#### [AVAILABLE DATA]
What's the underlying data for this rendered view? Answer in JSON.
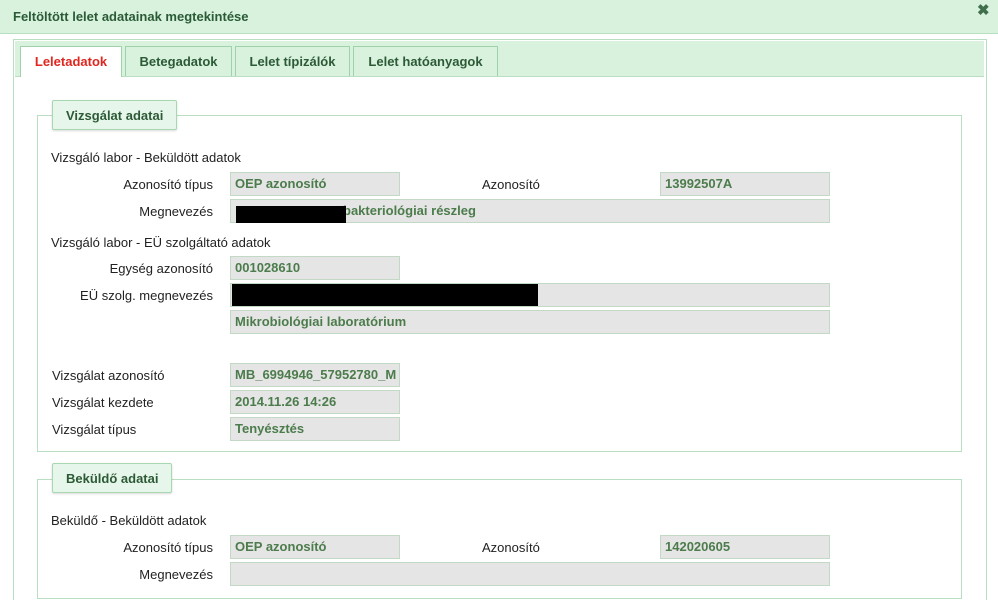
{
  "window": {
    "title": "Feltöltött lelet adatainak megtekintése",
    "close_glyph": "✖"
  },
  "tabs": [
    {
      "label": "Leletadatok",
      "active": true
    },
    {
      "label": "Betegadatok",
      "active": false
    },
    {
      "label": "Lelet típizálók",
      "active": false
    },
    {
      "label": "Lelet hatóanyagok",
      "active": false
    }
  ],
  "vizsgalat": {
    "legend": "Vizsgálat adatai",
    "sent_heading": "Vizsgáló labor - Beküldött adatok",
    "id_type_label": "Azonosító típus",
    "id_type_value": "OEP azonosító",
    "id_label": "Azonosító",
    "id_value": "13992507A",
    "name_label": "Megnevezés",
    "name_value": "bakteriológiai részleg",
    "eu_heading": "Vizsgáló labor - EÜ szolgáltató adatok",
    "unit_id_label": "Egység azonosító",
    "unit_id_value": "001028610",
    "eu_name_label": "EÜ szolg. megnevezés",
    "eu_name_value": "",
    "eu_name_value2": "Mikrobiológiai laboratórium",
    "exam_id_label": "Vizsgálat azonosító",
    "exam_id_value": "MB_6994946_57952780_M",
    "exam_start_label": "Vizsgálat kezdete",
    "exam_start_value": "2014.11.26 14:26",
    "exam_type_label": "Vizsgálat típus",
    "exam_type_value": "Tenyésztés"
  },
  "bekuldo": {
    "legend": "Beküldő adatai",
    "sent_heading": "Beküldő - Beküldött adatok",
    "id_type_label": "Azonosító típus",
    "id_type_value": "OEP azonosító",
    "id_label": "Azonosító",
    "id_value": "142020605",
    "name_label": "Megnevezés",
    "name_value": ""
  },
  "colors": {
    "header_bg": "#d9f2de",
    "border": "#b9dfc2",
    "active_tab_text": "#e0261f",
    "field_bg": "#e5e5e5",
    "field_text": "#4c7c4c",
    "redaction": "#000000"
  }
}
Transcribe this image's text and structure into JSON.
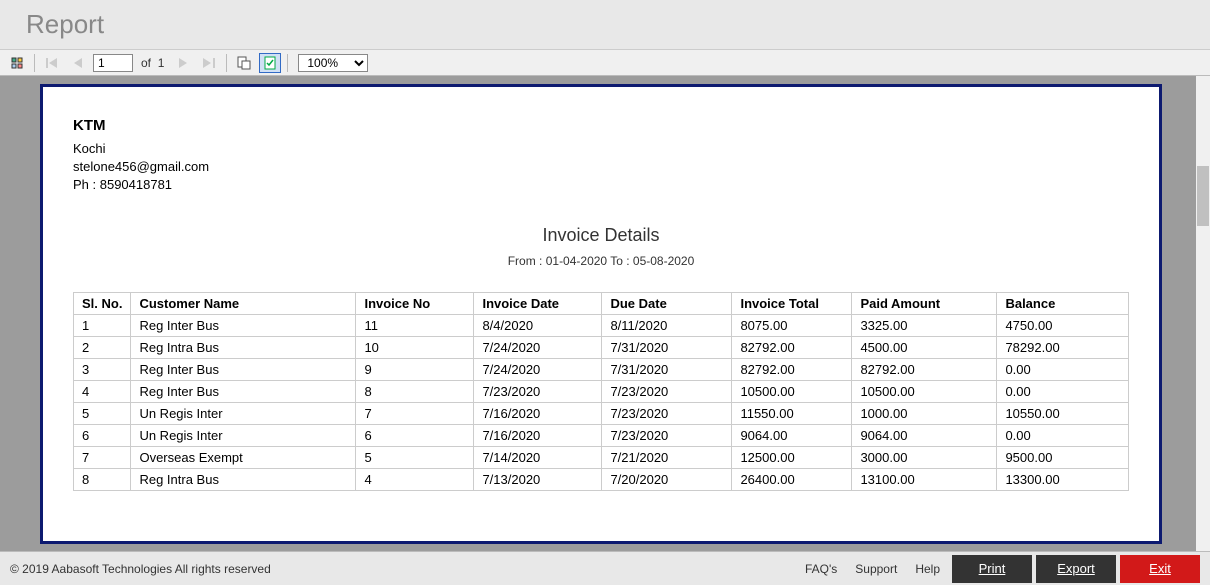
{
  "window": {
    "title": "Report"
  },
  "nav": {
    "current_page": "1",
    "total_pages": "1",
    "of_label": "of",
    "zoom": "100%"
  },
  "company": {
    "name": "KTM",
    "city": "Kochi",
    "email": "stelone456@gmail.com",
    "phone": "Ph : 8590418781"
  },
  "report": {
    "title": "Invoice Details",
    "range": "From : 01-04-2020 To : 05-08-2020"
  },
  "columns": {
    "sl": "Sl. No.",
    "customer": "Customer Name",
    "invno": "Invoice No",
    "invdate": "Invoice Date",
    "duedate": "Due Date",
    "total": "Invoice Total",
    "paid": "Paid Amount",
    "balance": "Balance"
  },
  "rows": [
    {
      "sl": "1",
      "customer": "Reg Inter Bus",
      "invno": "11",
      "invdate": "8/4/2020",
      "duedate": "8/11/2020",
      "total": "8075.00",
      "paid": "3325.00",
      "balance": "4750.00"
    },
    {
      "sl": "2",
      "customer": "Reg Intra Bus",
      "invno": "10",
      "invdate": "7/24/2020",
      "duedate": "7/31/2020",
      "total": "82792.00",
      "paid": "4500.00",
      "balance": "78292.00"
    },
    {
      "sl": "3",
      "customer": "Reg Inter Bus",
      "invno": "9",
      "invdate": "7/24/2020",
      "duedate": "7/31/2020",
      "total": "82792.00",
      "paid": "82792.00",
      "balance": "0.00"
    },
    {
      "sl": "4",
      "customer": "Reg Inter Bus",
      "invno": "8",
      "invdate": "7/23/2020",
      "duedate": "7/23/2020",
      "total": "10500.00",
      "paid": "10500.00",
      "balance": "0.00"
    },
    {
      "sl": "5",
      "customer": "Un Regis Inter",
      "invno": "7",
      "invdate": "7/16/2020",
      "duedate": "7/23/2020",
      "total": "11550.00",
      "paid": "1000.00",
      "balance": "10550.00"
    },
    {
      "sl": "6",
      "customer": "Un Regis Inter",
      "invno": "6",
      "invdate": "7/16/2020",
      "duedate": "7/23/2020",
      "total": "9064.00",
      "paid": "9064.00",
      "balance": "0.00"
    },
    {
      "sl": "7",
      "customer": "Overseas Exempt",
      "invno": "5",
      "invdate": "7/14/2020",
      "duedate": "7/21/2020",
      "total": "12500.00",
      "paid": "3000.00",
      "balance": "9500.00"
    },
    {
      "sl": "8",
      "customer": "Reg Intra Bus",
      "invno": "4",
      "invdate": "7/13/2020",
      "duedate": "7/20/2020",
      "total": "26400.00",
      "paid": "13100.00",
      "balance": "13300.00"
    }
  ],
  "footer": {
    "copyright": "© 2019 Aabasoft Technologies All rights reserved",
    "links": {
      "faqs": "FAQ's",
      "support": "Support",
      "help": "Help"
    },
    "buttons": {
      "print": "Print",
      "export": "Export",
      "exit": "Exit"
    }
  }
}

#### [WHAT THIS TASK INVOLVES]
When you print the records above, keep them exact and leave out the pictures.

#### [RESULT OF THIS EXERCISE]
What's the underlying data for this rendered view? Answer in JSON.
{
  "window": {
    "title": "Feltöltött lelet adatainak megtekintése",
    "close_glyph": "✖"
  },
  "tabs": [
    {
      "label": "Leletadatok",
      "active": true
    },
    {
      "label": "Betegadatok",
      "active": false
    },
    {
      "label": "Lelet típizálók",
      "active": false
    },
    {
      "label": "Lelet hatóanyagok",
      "active": false
    }
  ],
  "vizsgalat": {
    "legend": "Vizsgálat adatai",
    "sent_heading": "Vizsgáló labor - Beküldött adatok",
    "id_type_label": "Azonosító típus",
    "id_type_value": "OEP azonosító",
    "id_label": "Azonosító",
    "id_value": "13992507A",
    "name_label": "Megnevezés",
    "name_value": "bakteriológiai részleg",
    "eu_heading": "Vizsgáló labor - EÜ szolgáltató adatok",
    "unit_id_label": "Egység azonosító",
    "unit_id_value": "001028610",
    "eu_name_label": "EÜ szolg. megnevezés",
    "eu_name_value": "",
    "eu_name_value2": "Mikrobiológiai laboratórium",
    "exam_id_label": "Vizsgálat azonosító",
    "exam_id_value": "MB_6994946_57952780_M",
    "exam_start_label": "Vizsgálat kezdete",
    "exam_start_value": "2014.11.26 14:26",
    "exam_type_label": "Vizsgálat típus",
    "exam_type_value": "Tenyésztés"
  },
  "bekuldo": {
    "legend": "Beküldő adatai",
    "sent_heading": "Beküldő - Beküldött adatok",
    "id_type_label": "Azonosító típus",
    "id_type_value": "OEP azonosító",
    "id_label": "Azonosító",
    "id_value": "142020605",
    "name_label": "Megnevezés",
    "name_value": ""
  },
  "colors": {
    "header_bg": "#d9f2de",
    "border": "#b9dfc2",
    "active_tab_text": "#e0261f",
    "field_bg": "#e5e5e5",
    "field_text": "#4c7c4c",
    "redaction": "#000000"
  }
}
Transcribe this image's text and structure into JSON.
{
  "window": {
    "title": "Report"
  },
  "nav": {
    "current_page": "1",
    "total_pages": "1",
    "of_label": "of",
    "zoom": "100%"
  },
  "company": {
    "name": "KTM",
    "city": "Kochi",
    "email": "stelone456@gmail.com",
    "phone": "Ph : 8590418781"
  },
  "report": {
    "title": "Invoice Details",
    "range": "From : 01-04-2020 To : 05-08-2020"
  },
  "columns": {
    "sl": "Sl. No.",
    "customer": "Customer Name",
    "invno": "Invoice No",
    "invdate": "Invoice Date",
    "duedate": "Due Date",
    "total": "Invoice Total",
    "paid": "Paid Amount",
    "balance": "Balance"
  },
  "rows": [
    {
      "sl": "1",
      "customer": "Reg Inter Bus",
      "invno": "11",
      "invdate": "8/4/2020",
      "duedate": "8/11/2020",
      "total": "8075.00",
      "paid": "3325.00",
      "balance": "4750.00"
    },
    {
      "sl": "2",
      "customer": "Reg Intra Bus",
      "invno": "10",
      "invdate": "7/24/2020",
      "duedate": "7/31/2020",
      "total": "82792.00",
      "paid": "4500.00",
      "balance": "78292.00"
    },
    {
      "sl": "3",
      "customer": "Reg Inter Bus",
      "invno": "9",
      "invdate": "7/24/2020",
      "duedate": "7/31/2020",
      "total": "82792.00",
      "paid": "82792.00",
      "balance": "0.00"
    },
    {
      "sl": "4",
      "customer": "Reg Inter Bus",
      "invno": "8",
      "invdate": "7/23/2020",
      "duedate": "7/23/2020",
      "total": "10500.00",
      "paid": "10500.00",
      "balance": "0.00"
    },
    {
      "sl": "5",
      "customer": "Un Regis Inter",
      "invno": "7",
      "invdate": "7/16/2020",
      "duedate": "7/23/2020",
      "total": "11550.00",
      "paid": "1000.00",
      "balance": "10550.00"
    },
    {
      "sl": "6",
      "customer": "Un Regis Inter",
      "invno": "6",
      "invdate": "7/16/2020",
      "duedate": "7/23/2020",
      "total": "9064.00",
      "paid": "9064.00",
      "balance": "0.00"
    },
    {
      "sl": "7",
      "customer": "Overseas Exempt",
      "invno": "5",
      "invdate": "7/14/2020",
      "duedate": "7/21/2020",
      "total": "12500.00",
      "paid": "3000.00",
      "balance": "9500.00"
    },
    {
      "sl": "8",
      "customer": "Reg Intra Bus",
      "invno": "4",
      "invdate": "7/13/2020",
      "duedate": "7/20/2020",
      "total": "26400.00",
      "paid": "13100.00",
      "balance": "13300.00"
    }
  ],
  "footer": {
    "copyright": "© 2019 Aabasoft Technologies All rights reserved",
    "links": {
      "faqs": "FAQ's",
      "support": "Support",
      "help": "Help"
    },
    "buttons": {
      "print": "Print",
      "export": "Export",
      "exit": "Exit"
    }
  }
}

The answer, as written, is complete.